(Website and app data records)

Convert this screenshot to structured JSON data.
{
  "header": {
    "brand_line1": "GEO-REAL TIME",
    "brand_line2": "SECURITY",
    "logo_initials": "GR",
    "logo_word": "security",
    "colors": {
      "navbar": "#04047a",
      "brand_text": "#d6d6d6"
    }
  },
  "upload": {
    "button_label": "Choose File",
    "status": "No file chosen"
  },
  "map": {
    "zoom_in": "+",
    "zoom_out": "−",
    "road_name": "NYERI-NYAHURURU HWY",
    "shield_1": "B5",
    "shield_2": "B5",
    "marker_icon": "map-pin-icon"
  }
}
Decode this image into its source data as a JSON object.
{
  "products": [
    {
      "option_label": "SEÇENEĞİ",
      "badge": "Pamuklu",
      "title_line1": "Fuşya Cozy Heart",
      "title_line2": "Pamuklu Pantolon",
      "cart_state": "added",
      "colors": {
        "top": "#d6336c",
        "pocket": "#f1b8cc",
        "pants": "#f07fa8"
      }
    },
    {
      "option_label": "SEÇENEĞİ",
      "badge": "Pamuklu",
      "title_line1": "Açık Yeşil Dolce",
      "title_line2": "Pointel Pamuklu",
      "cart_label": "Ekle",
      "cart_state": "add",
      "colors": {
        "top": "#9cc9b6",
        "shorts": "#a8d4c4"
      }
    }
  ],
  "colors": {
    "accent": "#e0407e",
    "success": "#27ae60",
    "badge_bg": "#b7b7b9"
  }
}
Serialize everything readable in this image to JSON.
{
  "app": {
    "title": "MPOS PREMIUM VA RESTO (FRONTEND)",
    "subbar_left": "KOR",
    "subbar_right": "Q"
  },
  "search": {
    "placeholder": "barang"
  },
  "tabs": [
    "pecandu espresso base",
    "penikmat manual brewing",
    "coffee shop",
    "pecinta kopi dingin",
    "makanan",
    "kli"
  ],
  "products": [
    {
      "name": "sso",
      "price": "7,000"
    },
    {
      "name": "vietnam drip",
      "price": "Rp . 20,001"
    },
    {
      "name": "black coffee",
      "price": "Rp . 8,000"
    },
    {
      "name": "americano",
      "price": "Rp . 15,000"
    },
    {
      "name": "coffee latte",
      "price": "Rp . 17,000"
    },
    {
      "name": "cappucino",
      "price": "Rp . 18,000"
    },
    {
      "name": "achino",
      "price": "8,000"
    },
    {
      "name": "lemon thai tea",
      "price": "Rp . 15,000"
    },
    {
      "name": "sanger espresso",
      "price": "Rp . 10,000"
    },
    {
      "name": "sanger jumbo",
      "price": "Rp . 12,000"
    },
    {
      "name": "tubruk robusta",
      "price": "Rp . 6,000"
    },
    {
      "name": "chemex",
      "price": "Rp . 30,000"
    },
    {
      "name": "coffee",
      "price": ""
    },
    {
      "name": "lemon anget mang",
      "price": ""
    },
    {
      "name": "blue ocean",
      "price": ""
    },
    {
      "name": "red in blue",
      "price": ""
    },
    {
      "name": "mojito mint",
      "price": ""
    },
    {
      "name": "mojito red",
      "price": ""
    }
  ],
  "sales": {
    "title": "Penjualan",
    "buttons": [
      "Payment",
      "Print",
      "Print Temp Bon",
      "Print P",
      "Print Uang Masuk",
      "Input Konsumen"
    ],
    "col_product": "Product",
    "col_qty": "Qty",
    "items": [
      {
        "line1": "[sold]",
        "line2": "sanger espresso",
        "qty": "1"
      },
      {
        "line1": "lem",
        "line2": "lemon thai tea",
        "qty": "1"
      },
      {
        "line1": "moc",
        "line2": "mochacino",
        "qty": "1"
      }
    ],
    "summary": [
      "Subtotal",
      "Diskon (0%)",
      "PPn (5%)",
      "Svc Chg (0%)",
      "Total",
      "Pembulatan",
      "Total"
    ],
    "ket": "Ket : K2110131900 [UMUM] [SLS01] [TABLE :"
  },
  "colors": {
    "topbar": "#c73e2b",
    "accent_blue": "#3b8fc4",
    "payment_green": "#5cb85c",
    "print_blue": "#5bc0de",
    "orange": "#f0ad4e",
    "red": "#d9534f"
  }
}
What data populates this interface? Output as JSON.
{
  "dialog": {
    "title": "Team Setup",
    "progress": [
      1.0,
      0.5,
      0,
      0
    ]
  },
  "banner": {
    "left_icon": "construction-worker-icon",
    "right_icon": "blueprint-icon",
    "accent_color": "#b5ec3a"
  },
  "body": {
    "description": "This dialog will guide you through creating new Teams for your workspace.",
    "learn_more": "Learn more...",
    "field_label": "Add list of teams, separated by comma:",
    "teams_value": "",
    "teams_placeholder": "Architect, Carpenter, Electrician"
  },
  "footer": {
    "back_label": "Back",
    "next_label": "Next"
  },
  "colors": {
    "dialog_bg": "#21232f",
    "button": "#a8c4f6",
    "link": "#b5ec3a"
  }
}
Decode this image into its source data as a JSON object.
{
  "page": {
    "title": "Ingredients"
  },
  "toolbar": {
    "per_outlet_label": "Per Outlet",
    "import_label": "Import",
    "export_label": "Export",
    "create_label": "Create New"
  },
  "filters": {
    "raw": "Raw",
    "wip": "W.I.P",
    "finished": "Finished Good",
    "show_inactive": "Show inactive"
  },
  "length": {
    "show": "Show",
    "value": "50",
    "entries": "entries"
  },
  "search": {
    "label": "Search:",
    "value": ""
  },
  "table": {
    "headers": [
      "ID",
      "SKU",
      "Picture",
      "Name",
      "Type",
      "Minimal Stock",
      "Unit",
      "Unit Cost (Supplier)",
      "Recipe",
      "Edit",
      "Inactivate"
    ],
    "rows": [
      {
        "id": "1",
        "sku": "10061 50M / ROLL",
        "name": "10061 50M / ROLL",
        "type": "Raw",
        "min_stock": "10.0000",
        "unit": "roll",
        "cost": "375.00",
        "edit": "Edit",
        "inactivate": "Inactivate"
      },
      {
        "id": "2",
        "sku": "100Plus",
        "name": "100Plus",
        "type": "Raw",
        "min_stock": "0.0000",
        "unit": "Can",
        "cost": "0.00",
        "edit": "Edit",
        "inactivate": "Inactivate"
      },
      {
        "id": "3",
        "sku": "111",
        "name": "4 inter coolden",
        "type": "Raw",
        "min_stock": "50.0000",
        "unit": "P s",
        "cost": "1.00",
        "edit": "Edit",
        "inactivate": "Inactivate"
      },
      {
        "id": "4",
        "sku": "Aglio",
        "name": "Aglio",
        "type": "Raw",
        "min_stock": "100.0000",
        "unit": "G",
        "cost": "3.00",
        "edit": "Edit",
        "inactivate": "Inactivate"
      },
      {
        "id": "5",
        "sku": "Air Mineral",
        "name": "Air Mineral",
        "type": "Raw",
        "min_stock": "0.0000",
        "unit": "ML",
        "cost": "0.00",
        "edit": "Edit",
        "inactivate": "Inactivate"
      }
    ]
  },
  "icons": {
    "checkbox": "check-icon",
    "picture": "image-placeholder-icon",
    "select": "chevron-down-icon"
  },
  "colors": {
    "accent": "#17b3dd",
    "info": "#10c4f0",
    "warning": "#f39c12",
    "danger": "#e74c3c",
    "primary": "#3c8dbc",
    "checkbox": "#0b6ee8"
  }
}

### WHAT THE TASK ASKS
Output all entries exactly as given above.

### FINAL ANSWER
Convert this screenshot to structured JSON data.
{
  "header": {
    "brand_line1": "GEO-REAL TIME",
    "brand_line2": "SECURITY",
    "logo_initials": "GR",
    "logo_word": "security",
    "colors": {
      "navbar": "#04047a",
      "brand_text": "#d6d6d6"
    }
  },
  "upload": {
    "button_label": "Choose File",
    "status": "No file chosen"
  },
  "map": {
    "zoom_in": "+",
    "zoom_out": "−",
    "road_name": "NYERI-NYAHURURU HWY",
    "shield_1": "B5",
    "shield_2": "B5",
    "marker_icon": "map-pin-icon"
  }
}
Decode this image into its source data as a JSON object.
{
  "products": [
    {
      "option_label": "SEÇENEĞİ",
      "badge": "Pamuklu",
      "title_line1": "Fuşya Cozy Heart",
      "title_line2": "Pamuklu Pantolon",
      "cart_state": "added",
      "colors": {
        "top": "#d6336c",
        "pocket": "#f1b8cc",
        "pants": "#f07fa8"
      }
    },
    {
      "option_label": "SEÇENEĞİ",
      "badge": "Pamuklu",
      "title_line1": "Açık Yeşil Dolce",
      "title_line2": "Pointel Pamuklu",
      "cart_label": "Ekle",
      "cart_state": "add",
      "colors": {
        "top": "#9cc9b6",
        "shorts": "#a8d4c4"
      }
    }
  ],
  "colors": {
    "accent": "#e0407e",
    "success": "#27ae60",
    "badge_bg": "#b7b7b9"
  }
}
Serialize everything readable in this image to JSON.
{
  "app": {
    "title": "MPOS PREMIUM VA RESTO (FRONTEND)",
    "subbar_left": "KOR",
    "subbar_right": "Q"
  },
  "search": {
    "placeholder": "barang"
  },
  "tabs": [
    "pecandu espresso base",
    "penikmat manual brewing",
    "coffee shop",
    "pecinta kopi dingin",
    "makanan",
    "kli"
  ],
  "products": [
    {
      "name": "sso",
      "price": "7,000"
    },
    {
      "name": "vietnam drip",
      "price": "Rp . 20,001"
    },
    {
      "name": "black coffee",
      "price": "Rp . 8,000"
    },
    {
      "name": "americano",
      "price": "Rp . 15,000"
    },
    {
      "name": "coffee latte",
      "price": "Rp . 17,000"
    },
    {
      "name": "cappucino",
      "price": "Rp . 18,000"
    },
    {
      "name": "achino",
      "price": "8,000"
    },
    {
      "name": "lemon thai tea",
      "price": "Rp . 15,000"
    },
    {
      "name": "sanger espresso",
      "price": "Rp . 10,000"
    },
    {
      "name": "sanger jumbo",
      "price": "Rp . 12,000"
    },
    {
      "name": "tubruk robusta",
      "price": "Rp . 6,000"
    },
    {
      "name": "chemex",
      "price": "Rp . 30,000"
    },
    {
      "name": "coffee",
      "price": ""
    },
    {
      "name": "lemon anget mang",
      "price": ""
    },
    {
      "name": "blue ocean",
      "price": ""
    },
    {
      "name": "red in blue",
      "price": ""
    },
    {
      "name": "mojito mint",
      "price": ""
    },
    {
      "name": "mojito red",
      "price": ""
    }
  ],
  "sales": {
    "title": "Penjualan",
    "buttons": [
      "Payment",
      "Print",
      "Print Temp Bon",
      "Print P",
      "Print Uang Masuk",
      "Input Konsumen"
    ],
    "col_product": "Product",
    "col_qty": "Qty",
    "items": [
      {
        "line1": "[sold]",
        "line2": "sanger espresso",
        "qty": "1"
      },
      {
        "line1": "lem",
        "line2": "lemon thai tea",
        "qty": "1"
      },
      {
        "line1": "moc",
        "line2": "mochacino",
        "qty": "1"
      }
    ],
    "summary": [
      "Subtotal",
      "Diskon (0%)",
      "PPn (5%)",
      "Svc Chg (0%)",
      "Total",
      "Pembulatan",
      "Total"
    ],
    "ket": "Ket : K2110131900 [UMUM] [SLS01] [TABLE :"
  },
  "colors": {
    "topbar": "#c73e2b",
    "accent_blue": "#3b8fc4",
    "payment_green": "#5cb85c",
    "print_blue": "#5bc0de",
    "orange": "#f0ad4e",
    "red": "#d9534f"
  }
}
What data populates this interface? Output as JSON.
{
  "dialog": {
    "title": "Team Setup",
    "progress": [
      1.0,
      0.5,
      0,
      0
    ]
  },
  "banner": {
    "left_icon": "construction-worker-icon",
    "right_icon": "blueprint-icon",
    "accent_color": "#b5ec3a"
  },
  "body": {
    "description": "This dialog will guide you through creating new Teams for your workspace.",
    "learn_more": "Learn more...",
    "field_label": "Add list of teams, separated by comma:",
    "teams_value": "",
    "teams_placeholder": "Architect, Carpenter, Electrician"
  },
  "footer": {
    "back_label": "Back",
    "next_label": "Next"
  },
  "colors": {
    "dialog_bg": "#21232f",
    "button": "#a8c4f6",
    "link": "#b5ec3a"
  }
}
Decode this image into its source data as a JSON object.
{
  "page": {
    "title": "Ingredients"
  },
  "toolbar": {
    "per_outlet_label": "Per Outlet",
    "import_label": "Import",
    "export_label": "Export",
    "create_label": "Create New"
  },
  "filters": {
    "raw": "Raw",
    "wip": "W.I.P",
    "finished": "Finished Good",
    "show_inactive": "Show inactive"
  },
  "length": {
    "show": "Show",
    "value": "50",
    "entries": "entries"
  },
  "search": {
    "label": "Search:",
    "value": ""
  },
  "table": {
    "headers": [
      "ID",
      "SKU",
      "Picture",
      "Name",
      "Type",
      "Minimal Stock",
      "Unit",
      "Unit Cost (Supplier)",
      "Recipe",
      "Edit",
      "Inactivate"
    ],
    "rows": [
      {
        "id": "1",
        "sku": "10061 50M / ROLL",
        "name": "10061 50M / ROLL",
        "type": "Raw",
        "min_stock": "10.0000",
        "unit": "roll",
        "cost": "375.00",
        "edit": "Edit",
        "inactivate": "Inactivate"
      },
      {
        "id": "2",
        "sku": "100Plus",
        "name": "100Plus",
        "type": "Raw",
        "min_stock": "0.0000",
        "unit": "Can",
        "cost": "0.00",
        "edit": "Edit",
        "inactivate": "Inactivate"
      },
      {
        "id": "3",
        "sku": "111",
        "name": "4 inter coolden",
        "type": "Raw",
        "min_stock": "50.0000",
        "unit": "P s",
        "cost": "1.00",
        "edit": "Edit",
        "inactivate": "Inactivate"
      },
      {
        "id": "4",
        "sku": "Aglio",
        "name": "Aglio",
        "type": "Raw",
        "min_stock": "100.0000",
        "unit": "G",
        "cost": "3.00",
        "edit": "Edit",
        "inactivate": "Inactivate"
      },
      {
        "id": "5",
        "sku": "Air Mineral",
        "name": "Air Mineral",
        "type": "Raw",
        "min_stock": "0.0000",
        "unit": "ML",
        "cost": "0.00",
        "edit": "Edit",
        "inactivate": "Inactivate"
      }
    ]
  },
  "icons": {
    "checkbox": "check-icon",
    "picture": "image-placeholder-icon",
    "select": "chevron-down-icon"
  },
  "colors": {
    "accent": "#17b3dd",
    "info": "#10c4f0",
    "warning": "#f39c12",
    "danger": "#e74c3c",
    "primary": "#3c8dbc",
    "checkbox": "#0b6ee8"
  }
}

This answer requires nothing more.